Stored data
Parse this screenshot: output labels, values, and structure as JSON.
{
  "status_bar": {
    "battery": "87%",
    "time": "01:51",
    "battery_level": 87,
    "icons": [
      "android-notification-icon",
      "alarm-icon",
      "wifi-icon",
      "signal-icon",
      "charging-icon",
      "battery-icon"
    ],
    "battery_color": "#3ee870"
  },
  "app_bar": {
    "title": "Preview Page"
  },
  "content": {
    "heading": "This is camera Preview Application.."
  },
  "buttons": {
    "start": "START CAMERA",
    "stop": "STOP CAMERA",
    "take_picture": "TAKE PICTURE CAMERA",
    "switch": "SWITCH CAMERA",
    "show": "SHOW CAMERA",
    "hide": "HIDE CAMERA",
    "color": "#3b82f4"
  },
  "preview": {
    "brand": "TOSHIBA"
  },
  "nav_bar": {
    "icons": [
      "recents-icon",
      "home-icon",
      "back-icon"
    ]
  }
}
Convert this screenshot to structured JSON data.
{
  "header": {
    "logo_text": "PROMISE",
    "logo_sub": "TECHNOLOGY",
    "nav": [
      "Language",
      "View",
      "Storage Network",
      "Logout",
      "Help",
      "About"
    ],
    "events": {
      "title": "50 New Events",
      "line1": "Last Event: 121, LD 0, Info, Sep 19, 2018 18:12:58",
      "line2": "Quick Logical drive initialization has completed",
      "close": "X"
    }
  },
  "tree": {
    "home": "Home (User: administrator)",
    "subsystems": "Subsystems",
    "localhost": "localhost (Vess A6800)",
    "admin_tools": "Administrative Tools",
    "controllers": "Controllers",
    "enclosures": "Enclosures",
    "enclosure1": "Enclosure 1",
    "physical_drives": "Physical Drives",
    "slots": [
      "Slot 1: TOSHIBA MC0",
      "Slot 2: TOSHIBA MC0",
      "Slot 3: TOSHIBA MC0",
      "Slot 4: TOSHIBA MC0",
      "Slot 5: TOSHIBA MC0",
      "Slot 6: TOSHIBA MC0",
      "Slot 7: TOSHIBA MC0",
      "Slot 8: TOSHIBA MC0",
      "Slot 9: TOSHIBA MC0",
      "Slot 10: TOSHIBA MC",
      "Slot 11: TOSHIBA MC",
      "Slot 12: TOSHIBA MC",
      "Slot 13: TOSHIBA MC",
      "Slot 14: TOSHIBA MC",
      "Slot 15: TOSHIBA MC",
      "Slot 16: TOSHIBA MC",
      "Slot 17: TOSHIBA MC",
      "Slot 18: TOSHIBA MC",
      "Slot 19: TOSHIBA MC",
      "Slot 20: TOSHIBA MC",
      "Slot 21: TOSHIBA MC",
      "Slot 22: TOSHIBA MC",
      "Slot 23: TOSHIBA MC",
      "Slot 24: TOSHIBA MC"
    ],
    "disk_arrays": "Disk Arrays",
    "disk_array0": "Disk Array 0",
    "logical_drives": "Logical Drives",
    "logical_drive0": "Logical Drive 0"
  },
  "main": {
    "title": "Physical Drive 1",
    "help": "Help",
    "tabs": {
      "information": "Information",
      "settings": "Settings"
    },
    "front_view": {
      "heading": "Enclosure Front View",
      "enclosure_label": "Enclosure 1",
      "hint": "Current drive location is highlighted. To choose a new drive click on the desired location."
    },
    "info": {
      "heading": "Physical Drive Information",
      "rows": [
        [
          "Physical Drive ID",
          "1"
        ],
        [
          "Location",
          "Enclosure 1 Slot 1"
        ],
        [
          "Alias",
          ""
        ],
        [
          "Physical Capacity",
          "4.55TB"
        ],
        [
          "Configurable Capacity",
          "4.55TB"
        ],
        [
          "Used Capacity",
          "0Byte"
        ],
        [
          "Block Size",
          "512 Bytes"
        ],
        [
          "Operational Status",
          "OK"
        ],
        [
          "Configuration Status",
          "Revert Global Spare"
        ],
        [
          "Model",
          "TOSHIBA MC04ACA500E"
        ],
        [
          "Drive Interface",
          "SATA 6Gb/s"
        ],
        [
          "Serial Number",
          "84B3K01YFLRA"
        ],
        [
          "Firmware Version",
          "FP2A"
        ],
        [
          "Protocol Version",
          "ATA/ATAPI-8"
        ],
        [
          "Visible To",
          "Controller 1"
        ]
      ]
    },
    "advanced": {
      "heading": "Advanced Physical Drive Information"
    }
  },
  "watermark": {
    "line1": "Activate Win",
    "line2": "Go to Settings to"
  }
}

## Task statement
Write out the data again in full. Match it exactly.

## Task output
Parse this screenshot: output labels, values, and structure as JSON.
{
  "status_bar": {
    "battery": "87%",
    "time": "01:51",
    "battery_level": 87,
    "icons": [
      "android-notification-icon",
      "alarm-icon",
      "wifi-icon",
      "signal-icon",
      "charging-icon",
      "battery-icon"
    ],
    "battery_color": "#3ee870"
  },
  "app_bar": {
    "title": "Preview Page"
  },
  "content": {
    "heading": "This is camera Preview Application.."
  },
  "buttons": {
    "start": "START CAMERA",
    "stop": "STOP CAMERA",
    "take_picture": "TAKE PICTURE CAMERA",
    "switch": "SWITCH CAMERA",
    "show": "SHOW CAMERA",
    "hide": "HIDE CAMERA",
    "color": "#3b82f4"
  },
  "preview": {
    "brand": "TOSHIBA"
  },
  "nav_bar": {
    "icons": [
      "recents-icon",
      "home-icon",
      "back-icon"
    ]
  }
}
Convert this screenshot to structured JSON data.
{
  "header": {
    "logo_text": "PROMISE",
    "logo_sub": "TECHNOLOGY",
    "nav": [
      "Language",
      "View",
      "Storage Network",
      "Logout",
      "Help",
      "About"
    ],
    "events": {
      "title": "50 New Events",
      "line1": "Last Event: 121, LD 0, Info, Sep 19, 2018 18:12:58",
      "line2": "Quick Logical drive initialization has completed",
      "close": "X"
    }
  },
  "tree": {
    "home": "Home (User: administrator)",
    "subsystems": "Subsystems",
    "localhost": "localhost (Vess A6800)",
    "admin_tools": "Administrative Tools",
    "controllers": "Controllers",
    "enclosures": "Enclosures",
    "enclosure1": "Enclosure 1",
    "physical_drives": "Physical Drives",
    "slots": [
      "Slot 1: TOSHIBA MC0",
      "Slot 2: TOSHIBA MC0",
      "Slot 3: TOSHIBA MC0",
      "Slot 4: TOSHIBA MC0",
      "Slot 5: TOSHIBA MC0",
      "Slot 6: TOSHIBA MC0",
      "Slot 7: TOSHIBA MC0",
      "Slot 8: TOSHIBA MC0",
      "Slot 9: TOSHIBA MC0",
      "Slot 10: TOSHIBA MC",
      "Slot 11: TOSHIBA MC",
      "Slot 12: TOSHIBA MC",
      "Slot 13: TOSHIBA MC",
      "Slot 14: TOSHIBA MC",
      "Slot 15: TOSHIBA MC",
      "Slot 16: TOSHIBA MC",
      "Slot 17: TOSHIBA MC",
      "Slot 18: TOSHIBA MC",
      "Slot 19: TOSHIBA MC",
      "Slot 20: TOSHIBA MC",
      "Slot 21: TOSHIBA MC",
      "Slot 22: TOSHIBA MC",
      "Slot 23: TOSHIBA MC",
      "Slot 24: TOSHIBA MC"
    ],
    "disk_arrays": "Disk Arrays",
    "disk_array0": "Disk Array 0",
    "logical_drives": "Logical Drives",
    "logical_drive0": "Logical Drive 0"
  },
  "main": {
    "title": "Physical Drive 1",
    "help": "Help",
    "tabs": {
      "information": "Information",
      "settings": "Settings"
    },
    "front_view": {
      "heading": "Enclosure Front View",
      "enclosure_label": "Enclosure 1",
      "hint": "Current drive location is highlighted. To choose a new drive click on the desired location."
    },
    "info": {
      "heading": "Physical Drive Information",
      "rows": [
        [
          "Physical Drive ID",
          "1"
        ],
        [
          "Location",
          "Enclosure 1 Slot 1"
        ],
        [
          "Alias",
          ""
        ],
        [
          "Physical Capacity",
          "4.55TB"
        ],
        [
          "Configurable Capacity",
          "4.55TB"
        ],
        [
          "Used Capacity",
          "0Byte"
        ],
        [
          "Block Size",
          "512 Bytes"
        ],
        [
          "Operational Status",
          "OK"
        ],
        [
          "Configuration Status",
          "Revert Global Spare"
        ],
        [
          "Model",
          "TOSHIBA MC04ACA500E"
        ],
        [
          "Drive Interface",
          "SATA 6Gb/s"
        ],
        [
          "Serial Number",
          "84B3K01YFLRA"
        ],
        [
          "Firmware Version",
          "FP2A"
        ],
        [
          "Protocol Version",
          "ATA/ATAPI-8"
        ],
        [
          "Visible To",
          "Controller 1"
        ]
      ]
    },
    "advanced": {
      "heading": "Advanced Physical Drive Information"
    }
  },
  "watermark": {
    "line1": "Activate Win",
    "line2": "Go to Settings to"
  }
}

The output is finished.